** Opening Material provided block **
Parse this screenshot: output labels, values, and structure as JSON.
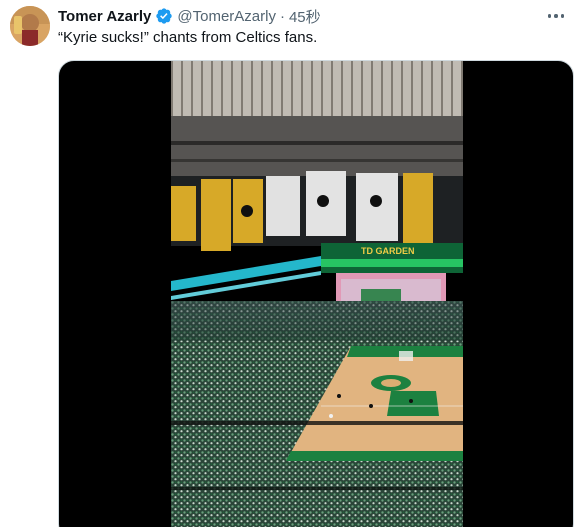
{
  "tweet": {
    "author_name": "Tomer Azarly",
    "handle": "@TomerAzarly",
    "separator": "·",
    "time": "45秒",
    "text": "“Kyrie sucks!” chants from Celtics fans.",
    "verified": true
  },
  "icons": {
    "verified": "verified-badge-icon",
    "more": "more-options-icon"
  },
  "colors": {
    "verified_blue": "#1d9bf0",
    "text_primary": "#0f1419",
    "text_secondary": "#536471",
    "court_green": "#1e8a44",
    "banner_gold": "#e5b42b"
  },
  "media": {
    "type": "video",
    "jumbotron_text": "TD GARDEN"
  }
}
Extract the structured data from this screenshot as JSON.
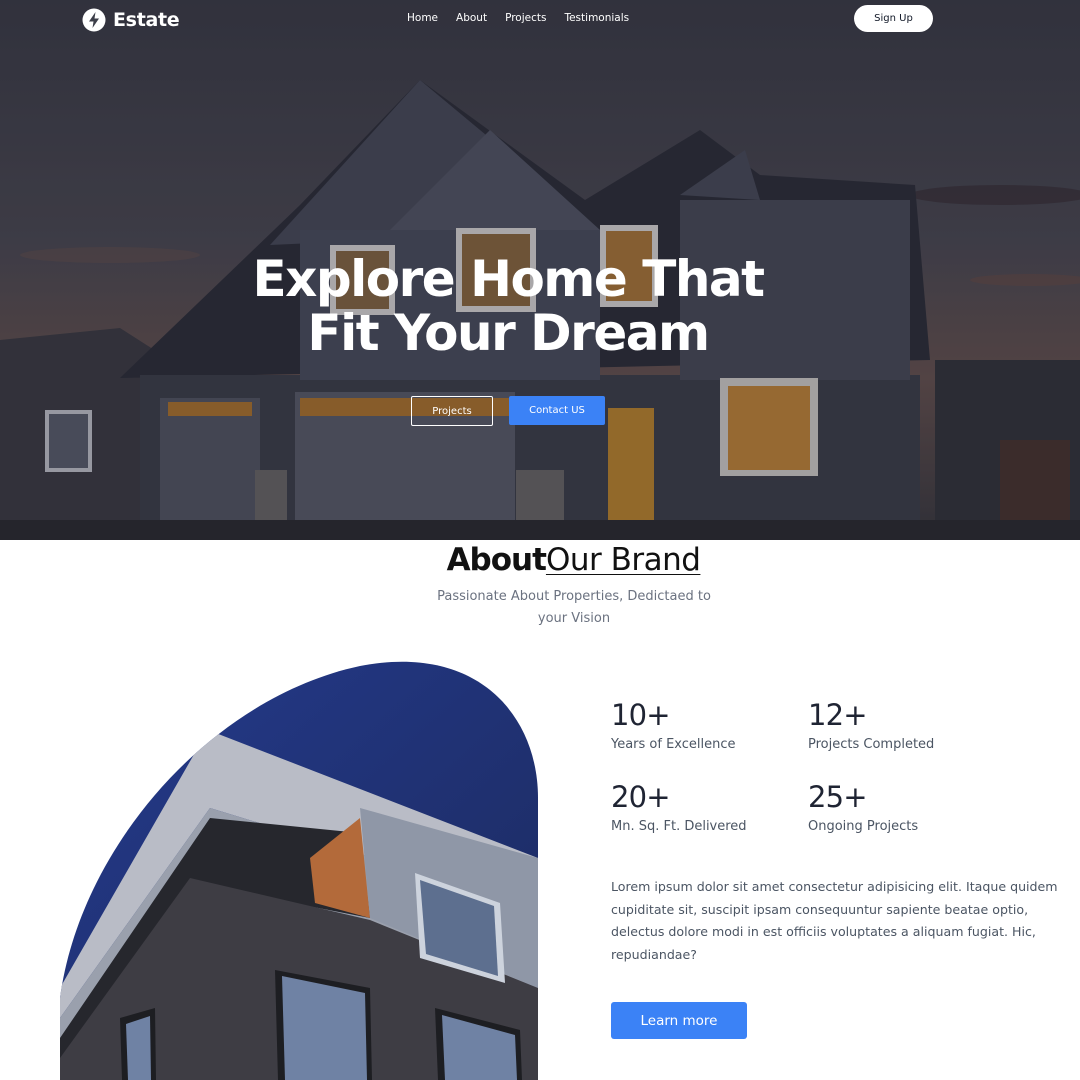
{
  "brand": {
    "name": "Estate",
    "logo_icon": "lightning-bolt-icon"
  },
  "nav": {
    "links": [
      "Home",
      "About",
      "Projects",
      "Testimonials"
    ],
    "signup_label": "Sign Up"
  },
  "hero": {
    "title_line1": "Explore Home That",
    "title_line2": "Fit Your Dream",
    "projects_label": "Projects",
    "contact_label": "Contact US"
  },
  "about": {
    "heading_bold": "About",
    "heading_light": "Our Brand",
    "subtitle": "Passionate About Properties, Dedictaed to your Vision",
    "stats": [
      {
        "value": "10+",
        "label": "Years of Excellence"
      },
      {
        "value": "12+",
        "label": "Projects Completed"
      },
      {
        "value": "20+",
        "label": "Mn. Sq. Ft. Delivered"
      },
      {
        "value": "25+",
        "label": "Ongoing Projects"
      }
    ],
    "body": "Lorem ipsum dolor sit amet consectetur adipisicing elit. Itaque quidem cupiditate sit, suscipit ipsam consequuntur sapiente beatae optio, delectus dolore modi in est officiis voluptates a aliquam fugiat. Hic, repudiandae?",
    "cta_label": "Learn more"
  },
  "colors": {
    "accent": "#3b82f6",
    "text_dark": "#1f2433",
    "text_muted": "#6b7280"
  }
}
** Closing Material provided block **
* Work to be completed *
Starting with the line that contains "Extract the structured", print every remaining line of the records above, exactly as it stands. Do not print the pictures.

* Answer *
Extract the structured data from this screenshot as JSON.
{
  "brand": {
    "name": "Estate",
    "logo_icon": "lightning-bolt-icon"
  },
  "nav": {
    "links": [
      "Home",
      "About",
      "Projects",
      "Testimonials"
    ],
    "signup_label": "Sign Up"
  },
  "hero": {
    "title_line1": "Explore Home That",
    "title_line2": "Fit Your Dream",
    "projects_label": "Projects",
    "contact_label": "Contact US"
  },
  "about": {
    "heading_bold": "About",
    "heading_light": "Our Brand",
    "subtitle": "Passionate About Properties, Dedictaed to your Vision",
    "stats": [
      {
        "value": "10+",
        "label": "Years of Excellence"
      },
      {
        "value": "12+",
        "label": "Projects Completed"
      },
      {
        "value": "20+",
        "label": "Mn. Sq. Ft. Delivered"
      },
      {
        "value": "25+",
        "label": "Ongoing Projects"
      }
    ],
    "body": "Lorem ipsum dolor sit amet consectetur adipisicing elit. Itaque quidem cupiditate sit, suscipit ipsam consequuntur sapiente beatae optio, delectus dolore modi in est officiis voluptates a aliquam fugiat. Hic, repudiandae?",
    "cta_label": "Learn more"
  },
  "colors": {
    "accent": "#3b82f6",
    "text_dark": "#1f2433",
    "text_muted": "#6b7280"
  }
}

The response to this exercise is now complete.